It's a textbook case, one that would scarcely be a challenge for The Playboy Advisor, but McGillis, who made a very noticeable movie debut in "Reuben, Reuben" and is a current sensation in "Witness," gives Jennifer an affecting sense of harried desperation. She certainly does know how to use accusing eyes. However, if Jennifer were a real person, she would have walked out of the doctor's office just minutes into her first visit, when this ridiculous exchange occurs:
Jennifer (shaking nervously): "Is it all right that I smoke?" Dr. Joe: "No." Jennifer: "Why not?" Dr. Joe: "Those are my rules." You don't have to be a suspicious sort to perceive from such twaddle that Mr. Missionary Mike Farrell had some sort of input into the script by Thom Thomas; thus does the character, who is supposed to appeal to us as a common-sense regular (Dr.) Joe, come off as a sanctimonious priss.
As a series, "Private Sessions" would apparently be a landlocked "Love Boat," with guest neurotics spilling their guts and getting tidy prescriptions for happiness, even though the pilot feigns indignation at mass-marketed shrink-think. Tonight's other walking problem is Tom Bosley as a cab driver suffering headaches and hallucinating "voices." But Dr. Joe is on the case! The guilty party turns out to be the cab company, which has installed in its cabs new carpeting treated with a toxic chemical that induced the symptoms.

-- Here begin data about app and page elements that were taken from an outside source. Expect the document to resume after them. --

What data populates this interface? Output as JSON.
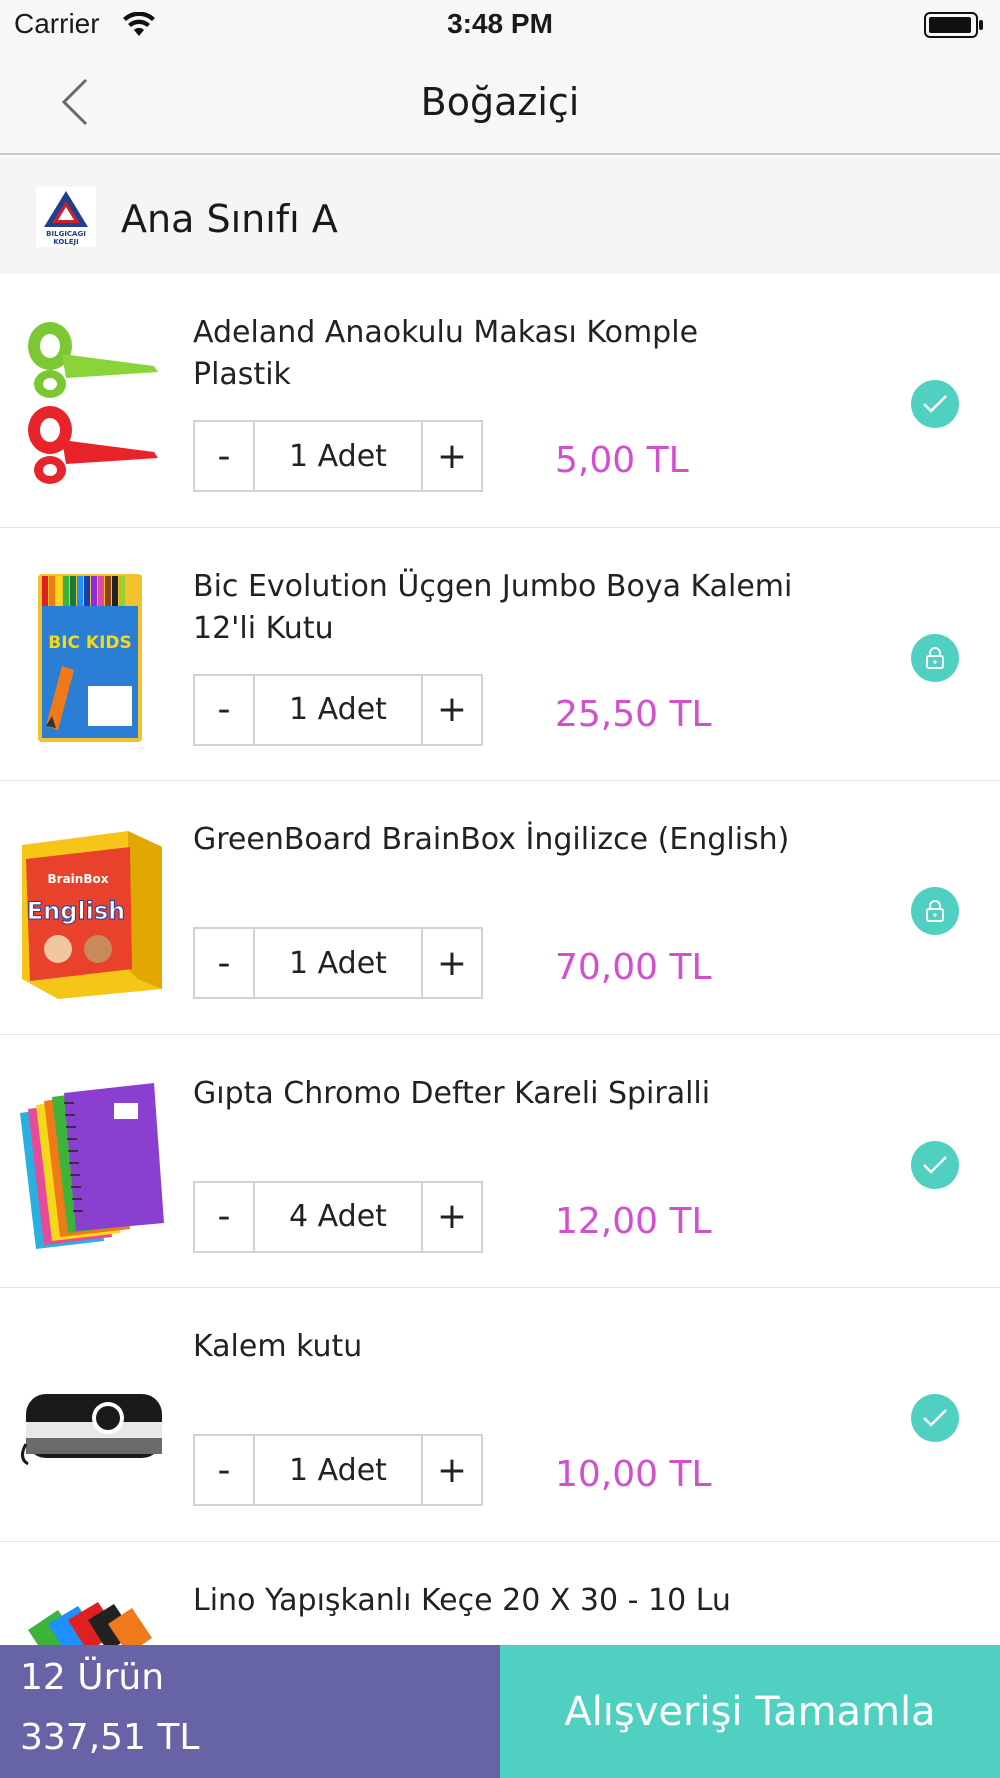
{
  "status_bar": {
    "carrier": "Carrier",
    "time": "3:48 PM"
  },
  "nav": {
    "title": "Boğaziçi"
  },
  "class_header": {
    "title": "Ana Sınıfı A",
    "logo_text_line1": "BILGICAGI",
    "logo_text_line2": "KOLEJI"
  },
  "products": [
    {
      "name": "Adeland Anaokulu Makası Komple Plastik",
      "quantity": "1 Adet",
      "price": "5,00 TL",
      "status": "check"
    },
    {
      "name": "Bic Evolution Üçgen Jumbo Boya Kalemi 12'li Kutu",
      "quantity": "1 Adet",
      "price": "25,50 TL",
      "status": "lock"
    },
    {
      "name": "GreenBoard BrainBox İngilizce (English)",
      "quantity": "1 Adet",
      "price": "70,00 TL",
      "status": "lock"
    },
    {
      "name": "Gıpta Chromo Defter Kareli Spiralli",
      "quantity": "4 Adet",
      "price": "12,00 TL",
      "status": "check"
    },
    {
      "name": "Kalem kutu",
      "quantity": "1 Adet",
      "price": "10,00 TL",
      "status": "check"
    },
    {
      "name": "Lino Yapışkanlı Keçe 20 X 30 - 10 Lu"
    }
  ],
  "qty_controls": {
    "minus": "-",
    "plus": "+"
  },
  "product_images": {
    "box_text": "English",
    "box_brand": "BrainBox",
    "crayon_brand": "BIC KIDS"
  },
  "summary": {
    "count": "12 Ürün",
    "total": "337,51 TL"
  },
  "checkout": {
    "label": "Alışverişi Tamamla"
  },
  "colors": {
    "accent": "#4fd0c0",
    "price": "#d24fd0",
    "summary_bg": "#6663a7"
  }
}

Among the cutesy details supplied for the series are Maureen Stapleton as a kind of Mother Freud, the psychiatrist who shares offices with the hapless therapist, and even such contrived foils as a funny ethnic doorman with whom the good doc exchanges limp quips. It's all about as appealing and genuine as the acidic grin Farrell tries to pass off as a smile. Essentially he's playing the same angel-sent-to-earth that Michael Landon plays on "Highway to Heaven," but Landon is a pillar of believability by comparison.